He is talking with Cesario in II,ii; he is a little (not much) more florid. He throws in a moreover and says desperate assurance, calls him peevish. Still, mostly short words, mostly very plain: If it be worth stooping for, there it lies in your eye; if not, be it his that finds it. If he is pretentious, it’s not with polysyllables.

The next Malvolio scene is the carousal, talking with Sir Toby and Sir Andrew, and the class thing comes up right away: gabble like tinkers, ale-house, coziers’ catches. There are a couple of odd words (misdemeanor instead of, well, misbehavior or drunkenness or something; mitigation instead of, um, chill) but still mostly short words, plainly spoken: an it you please you to take leave of her, she is very willing to bid you farewell.

In talking to himself, before the letter scene, imagining himself Count Malvolio, he gets a bit more longwinded: you waste the treasure of your time rather than just wasting time. Once he gets reading, though (and leaving aside the text of the letter itself) his language gets more pretentious and bizarre: Why, this is evident to any formal capacity; there is no obstruction in this. and This simulation is not as the former. There’s still some of that in III,iv (This does make some obstruction in the blood instead of it’s a bit tight) but almost everything he says to Olivia is a quote, rather than his own words. After she leaves, he talks to himself, and again gets a bit long-winded: no dram of a scruple, no scruple of a scruple and so forth. When people come in, it’s back to short words: Go off. Do you know what you say? Go hang yourselves.

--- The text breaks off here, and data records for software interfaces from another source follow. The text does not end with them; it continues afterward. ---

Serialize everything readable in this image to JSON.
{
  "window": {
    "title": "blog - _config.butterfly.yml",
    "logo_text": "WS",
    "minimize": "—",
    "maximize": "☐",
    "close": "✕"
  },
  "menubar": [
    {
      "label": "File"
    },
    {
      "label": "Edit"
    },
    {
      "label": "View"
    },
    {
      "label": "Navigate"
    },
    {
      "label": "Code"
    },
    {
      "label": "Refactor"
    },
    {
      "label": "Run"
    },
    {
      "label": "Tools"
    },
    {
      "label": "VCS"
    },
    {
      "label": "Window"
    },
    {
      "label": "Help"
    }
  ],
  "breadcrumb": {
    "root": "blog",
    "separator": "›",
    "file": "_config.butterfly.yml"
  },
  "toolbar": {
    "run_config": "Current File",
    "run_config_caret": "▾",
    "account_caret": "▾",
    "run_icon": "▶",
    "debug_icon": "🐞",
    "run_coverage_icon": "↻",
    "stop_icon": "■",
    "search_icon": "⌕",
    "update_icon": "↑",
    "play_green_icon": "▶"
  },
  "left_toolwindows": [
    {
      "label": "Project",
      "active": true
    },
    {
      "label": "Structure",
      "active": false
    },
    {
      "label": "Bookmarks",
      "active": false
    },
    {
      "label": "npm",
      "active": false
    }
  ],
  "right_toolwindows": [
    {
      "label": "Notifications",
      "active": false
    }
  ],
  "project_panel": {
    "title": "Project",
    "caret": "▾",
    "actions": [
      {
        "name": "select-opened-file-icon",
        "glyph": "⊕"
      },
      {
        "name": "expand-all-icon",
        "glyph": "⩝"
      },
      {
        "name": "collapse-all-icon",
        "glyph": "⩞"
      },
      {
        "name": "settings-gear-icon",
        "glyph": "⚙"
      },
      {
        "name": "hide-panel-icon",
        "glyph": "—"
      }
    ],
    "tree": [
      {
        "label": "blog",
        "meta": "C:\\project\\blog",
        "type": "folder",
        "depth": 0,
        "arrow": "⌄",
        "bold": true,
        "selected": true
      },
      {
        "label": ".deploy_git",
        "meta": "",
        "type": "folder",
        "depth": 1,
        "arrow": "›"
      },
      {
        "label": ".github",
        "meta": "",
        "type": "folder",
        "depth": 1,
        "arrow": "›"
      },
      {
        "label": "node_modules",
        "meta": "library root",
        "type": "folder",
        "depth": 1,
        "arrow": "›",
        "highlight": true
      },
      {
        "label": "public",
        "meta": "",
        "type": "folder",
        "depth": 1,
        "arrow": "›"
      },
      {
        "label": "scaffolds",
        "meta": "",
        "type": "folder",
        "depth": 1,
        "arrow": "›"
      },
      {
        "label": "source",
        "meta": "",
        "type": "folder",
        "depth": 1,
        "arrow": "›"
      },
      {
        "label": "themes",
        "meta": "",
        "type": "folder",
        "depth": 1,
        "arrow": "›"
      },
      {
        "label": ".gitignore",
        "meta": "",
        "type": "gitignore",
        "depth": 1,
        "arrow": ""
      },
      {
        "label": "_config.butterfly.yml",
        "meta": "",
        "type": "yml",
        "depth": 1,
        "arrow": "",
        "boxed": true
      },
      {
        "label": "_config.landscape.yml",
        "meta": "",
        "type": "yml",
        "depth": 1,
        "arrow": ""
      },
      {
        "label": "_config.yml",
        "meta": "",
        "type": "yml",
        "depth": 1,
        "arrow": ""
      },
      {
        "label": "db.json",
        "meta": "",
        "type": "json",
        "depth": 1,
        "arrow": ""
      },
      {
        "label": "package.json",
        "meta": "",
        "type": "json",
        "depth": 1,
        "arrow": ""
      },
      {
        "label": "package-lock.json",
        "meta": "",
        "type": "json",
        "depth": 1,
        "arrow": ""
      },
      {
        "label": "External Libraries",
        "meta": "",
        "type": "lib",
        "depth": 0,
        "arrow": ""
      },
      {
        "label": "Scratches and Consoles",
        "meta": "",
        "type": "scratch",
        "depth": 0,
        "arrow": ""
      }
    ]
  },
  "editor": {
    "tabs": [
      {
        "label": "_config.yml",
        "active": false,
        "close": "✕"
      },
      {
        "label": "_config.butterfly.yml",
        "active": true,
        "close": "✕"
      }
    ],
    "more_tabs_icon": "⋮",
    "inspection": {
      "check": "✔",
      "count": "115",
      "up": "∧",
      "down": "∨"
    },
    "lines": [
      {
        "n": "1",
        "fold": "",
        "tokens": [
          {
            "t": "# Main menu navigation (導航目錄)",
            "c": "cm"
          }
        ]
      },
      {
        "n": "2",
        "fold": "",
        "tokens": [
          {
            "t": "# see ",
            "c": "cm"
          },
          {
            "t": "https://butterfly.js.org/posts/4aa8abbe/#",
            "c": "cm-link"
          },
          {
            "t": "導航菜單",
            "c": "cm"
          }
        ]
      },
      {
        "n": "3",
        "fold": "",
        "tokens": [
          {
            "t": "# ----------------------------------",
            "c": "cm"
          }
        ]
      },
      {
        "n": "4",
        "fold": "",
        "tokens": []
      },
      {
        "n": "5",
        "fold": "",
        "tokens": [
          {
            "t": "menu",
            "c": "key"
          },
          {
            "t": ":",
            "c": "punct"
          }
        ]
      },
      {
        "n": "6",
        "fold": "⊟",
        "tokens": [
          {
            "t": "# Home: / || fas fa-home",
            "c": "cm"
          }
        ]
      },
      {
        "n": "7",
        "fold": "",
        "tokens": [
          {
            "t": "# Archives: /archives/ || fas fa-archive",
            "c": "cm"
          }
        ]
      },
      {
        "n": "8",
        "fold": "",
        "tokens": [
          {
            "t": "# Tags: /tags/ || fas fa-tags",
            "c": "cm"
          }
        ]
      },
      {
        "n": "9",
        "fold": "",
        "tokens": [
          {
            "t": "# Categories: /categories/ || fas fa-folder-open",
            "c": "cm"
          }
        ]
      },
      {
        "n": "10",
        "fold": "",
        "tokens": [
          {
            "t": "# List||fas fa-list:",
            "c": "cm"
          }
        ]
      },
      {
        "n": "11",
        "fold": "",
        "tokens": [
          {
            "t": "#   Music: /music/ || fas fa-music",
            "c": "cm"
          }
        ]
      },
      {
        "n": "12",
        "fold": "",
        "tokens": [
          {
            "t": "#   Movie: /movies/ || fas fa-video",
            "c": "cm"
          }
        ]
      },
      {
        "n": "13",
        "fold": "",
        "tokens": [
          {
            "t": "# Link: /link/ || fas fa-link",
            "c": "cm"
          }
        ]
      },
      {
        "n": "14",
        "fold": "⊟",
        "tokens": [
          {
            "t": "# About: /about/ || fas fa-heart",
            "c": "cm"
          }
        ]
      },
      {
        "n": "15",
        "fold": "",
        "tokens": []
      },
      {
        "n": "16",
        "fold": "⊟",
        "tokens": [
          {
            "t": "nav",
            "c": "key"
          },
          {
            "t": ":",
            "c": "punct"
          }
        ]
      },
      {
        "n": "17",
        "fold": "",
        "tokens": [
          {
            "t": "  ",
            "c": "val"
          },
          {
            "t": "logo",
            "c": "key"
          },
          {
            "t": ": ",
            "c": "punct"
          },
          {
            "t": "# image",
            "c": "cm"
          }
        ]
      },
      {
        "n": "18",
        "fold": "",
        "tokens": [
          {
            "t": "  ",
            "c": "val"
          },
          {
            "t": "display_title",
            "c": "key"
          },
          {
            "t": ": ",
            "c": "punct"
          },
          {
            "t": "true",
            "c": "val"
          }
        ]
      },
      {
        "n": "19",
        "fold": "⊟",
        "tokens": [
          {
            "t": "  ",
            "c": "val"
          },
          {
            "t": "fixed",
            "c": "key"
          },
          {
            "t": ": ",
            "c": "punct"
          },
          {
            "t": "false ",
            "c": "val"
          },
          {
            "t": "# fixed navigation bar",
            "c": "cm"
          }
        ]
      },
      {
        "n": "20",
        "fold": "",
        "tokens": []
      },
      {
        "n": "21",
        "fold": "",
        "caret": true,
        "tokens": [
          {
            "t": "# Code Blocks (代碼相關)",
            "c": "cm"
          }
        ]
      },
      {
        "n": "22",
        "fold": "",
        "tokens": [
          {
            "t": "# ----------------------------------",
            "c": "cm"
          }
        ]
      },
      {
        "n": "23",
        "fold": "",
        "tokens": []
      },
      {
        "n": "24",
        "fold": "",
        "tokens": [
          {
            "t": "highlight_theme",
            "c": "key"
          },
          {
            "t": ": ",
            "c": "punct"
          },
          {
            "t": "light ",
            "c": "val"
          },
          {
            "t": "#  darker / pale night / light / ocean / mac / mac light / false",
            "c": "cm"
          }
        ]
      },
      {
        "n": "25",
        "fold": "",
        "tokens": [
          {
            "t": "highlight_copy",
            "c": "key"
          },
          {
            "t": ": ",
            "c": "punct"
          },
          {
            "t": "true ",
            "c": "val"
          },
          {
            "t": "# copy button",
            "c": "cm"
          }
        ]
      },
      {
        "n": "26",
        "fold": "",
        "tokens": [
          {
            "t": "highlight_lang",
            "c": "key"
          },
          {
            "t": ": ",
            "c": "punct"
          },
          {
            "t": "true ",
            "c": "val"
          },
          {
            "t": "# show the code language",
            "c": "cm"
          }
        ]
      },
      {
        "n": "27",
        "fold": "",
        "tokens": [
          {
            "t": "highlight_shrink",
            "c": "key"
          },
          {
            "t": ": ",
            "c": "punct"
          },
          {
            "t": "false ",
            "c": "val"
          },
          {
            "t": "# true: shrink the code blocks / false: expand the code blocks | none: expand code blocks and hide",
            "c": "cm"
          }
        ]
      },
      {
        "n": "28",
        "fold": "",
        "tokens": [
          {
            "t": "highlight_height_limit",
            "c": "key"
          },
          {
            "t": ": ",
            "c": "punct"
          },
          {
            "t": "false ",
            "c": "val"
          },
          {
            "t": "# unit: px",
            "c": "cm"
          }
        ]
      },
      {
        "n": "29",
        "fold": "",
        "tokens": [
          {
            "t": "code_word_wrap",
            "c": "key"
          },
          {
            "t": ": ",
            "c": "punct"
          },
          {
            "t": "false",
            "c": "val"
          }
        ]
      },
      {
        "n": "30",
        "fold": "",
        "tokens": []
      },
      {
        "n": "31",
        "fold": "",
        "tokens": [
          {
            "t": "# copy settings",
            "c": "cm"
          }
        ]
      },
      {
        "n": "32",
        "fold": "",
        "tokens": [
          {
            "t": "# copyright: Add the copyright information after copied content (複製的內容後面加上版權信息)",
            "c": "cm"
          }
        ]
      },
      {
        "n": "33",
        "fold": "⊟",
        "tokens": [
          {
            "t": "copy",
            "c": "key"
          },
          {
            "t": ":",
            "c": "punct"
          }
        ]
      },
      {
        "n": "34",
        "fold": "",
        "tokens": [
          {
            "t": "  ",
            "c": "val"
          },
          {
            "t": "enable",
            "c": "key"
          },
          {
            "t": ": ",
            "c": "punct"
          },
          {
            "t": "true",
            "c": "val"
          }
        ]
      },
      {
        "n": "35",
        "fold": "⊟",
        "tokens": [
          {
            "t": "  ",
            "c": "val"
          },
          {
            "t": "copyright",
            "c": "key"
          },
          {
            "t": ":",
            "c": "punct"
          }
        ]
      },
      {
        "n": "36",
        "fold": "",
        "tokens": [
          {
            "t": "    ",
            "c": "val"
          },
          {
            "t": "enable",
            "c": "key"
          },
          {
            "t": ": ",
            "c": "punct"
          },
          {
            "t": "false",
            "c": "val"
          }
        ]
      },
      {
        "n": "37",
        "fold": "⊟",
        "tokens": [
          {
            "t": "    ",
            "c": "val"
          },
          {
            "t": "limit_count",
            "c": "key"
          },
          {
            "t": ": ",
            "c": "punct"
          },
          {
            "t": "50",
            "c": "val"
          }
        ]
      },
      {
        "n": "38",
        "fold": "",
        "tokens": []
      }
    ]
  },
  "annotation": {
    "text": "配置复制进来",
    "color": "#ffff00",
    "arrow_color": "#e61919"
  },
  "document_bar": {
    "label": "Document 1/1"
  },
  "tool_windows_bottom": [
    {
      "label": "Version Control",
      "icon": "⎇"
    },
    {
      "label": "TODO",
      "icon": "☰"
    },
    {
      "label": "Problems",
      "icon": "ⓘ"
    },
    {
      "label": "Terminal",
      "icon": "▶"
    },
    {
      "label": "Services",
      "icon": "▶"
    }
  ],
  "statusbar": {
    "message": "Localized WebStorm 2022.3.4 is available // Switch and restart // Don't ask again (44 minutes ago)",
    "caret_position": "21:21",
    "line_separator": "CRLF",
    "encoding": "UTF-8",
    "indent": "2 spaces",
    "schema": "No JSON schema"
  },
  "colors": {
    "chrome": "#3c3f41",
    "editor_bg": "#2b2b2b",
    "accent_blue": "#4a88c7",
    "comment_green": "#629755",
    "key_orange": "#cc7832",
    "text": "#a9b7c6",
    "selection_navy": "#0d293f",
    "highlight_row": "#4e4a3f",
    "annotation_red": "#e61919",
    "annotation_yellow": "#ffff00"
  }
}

The torture scene (IV,ii) is complicated. Mostly, still, it’s short words and simple sentences: never was man thus wronged. I say to you this house is dark. I am no more mad than you are. Help me to some light and some paper. When asked about Pythagoras, his sentences get a little longer: I think nobly of the soul and no way approve his opinion. But that’s too short a bit to make much of the switch. Or is it? Well, and anyway, the important thing is that he doesn’t either rant or ramble. He speaks clearly and simply. The most flowery he gets is his cry there was never man so notoriously abused. That, though is followed up with I am as well in my wits, Fool, as thou art. How much simpler could it be?

And then he comes back in, released, and speaks in prose. Still, there’s a simplicity to the language and sentence structure (Why you have given me such clear lights of favor?) that is very different, from, say, Antonio earlier in the scene ( His life I gave him and did thereto add my love, without retention or restraint, all his in dedication) or certainly the ever-poetic Orsino (I’ll sacrifice the lamb that I do love, To spite a raven’s heart within a dove.)

It had been tickling me to play Malvolio as a foreigner, with a strong accent (a Vienna accent, for some reason, is what I hear in my head) to make his lines ridiculous. There was a tradition, evidently dating back to Samuel Phelps in 1857, of playing Malvolio as a Spaniard. There are some reasons it might play (and other reasons why it mightn’t) but mostly this examination seems to work against that. Well, probably. But except when he is talking to himself his dialogue is not ridiculous at all. He’s stern and unlikeable, and when we are told he is sick of self-love or that he is an affectioned ass it doesn’t seem unfair at all, but he isn’t except when he is talking to himself prone to prolixity or malaprops or circumlocution. When he believes himself alone, he seems to be an entirely different person. But who isn’t?

Tolerabimus quod tolerare debemus,
-Vardibidian.